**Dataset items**
● ● ● ● ●
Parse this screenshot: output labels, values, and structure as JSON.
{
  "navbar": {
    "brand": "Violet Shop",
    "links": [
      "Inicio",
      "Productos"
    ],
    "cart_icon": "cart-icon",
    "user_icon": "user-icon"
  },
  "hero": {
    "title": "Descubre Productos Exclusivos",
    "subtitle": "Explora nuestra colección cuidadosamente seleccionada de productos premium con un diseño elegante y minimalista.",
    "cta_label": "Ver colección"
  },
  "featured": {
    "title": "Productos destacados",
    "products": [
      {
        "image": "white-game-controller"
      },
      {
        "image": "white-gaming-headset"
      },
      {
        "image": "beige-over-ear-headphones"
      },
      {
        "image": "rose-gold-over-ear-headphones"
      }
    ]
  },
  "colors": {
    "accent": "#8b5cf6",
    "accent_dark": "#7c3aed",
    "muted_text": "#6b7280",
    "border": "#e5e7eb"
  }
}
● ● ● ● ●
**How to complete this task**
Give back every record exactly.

**Exercise result**
Parse this screenshot: output labels, values, and structure as JSON.
{
  "navbar": {
    "brand": "Violet Shop",
    "links": [
      "Inicio",
      "Productos"
    ],
    "cart_icon": "cart-icon",
    "user_icon": "user-icon"
  },
  "hero": {
    "title": "Descubre Productos Exclusivos",
    "subtitle": "Explora nuestra colección cuidadosamente seleccionada de productos premium con un diseño elegante y minimalista.",
    "cta_label": "Ver colección"
  },
  "featured": {
    "title": "Productos destacados",
    "products": [
      {
        "image": "white-game-controller"
      },
      {
        "image": "white-gaming-headset"
      },
      {
        "image": "beige-over-ear-headphones"
      },
      {
        "image": "rose-gold-over-ear-headphones"
      }
    ]
  },
  "colors": {
    "accent": "#8b5cf6",
    "accent_dark": "#7c3aed",
    "muted_text": "#6b7280",
    "border": "#e5e7eb"
  }
}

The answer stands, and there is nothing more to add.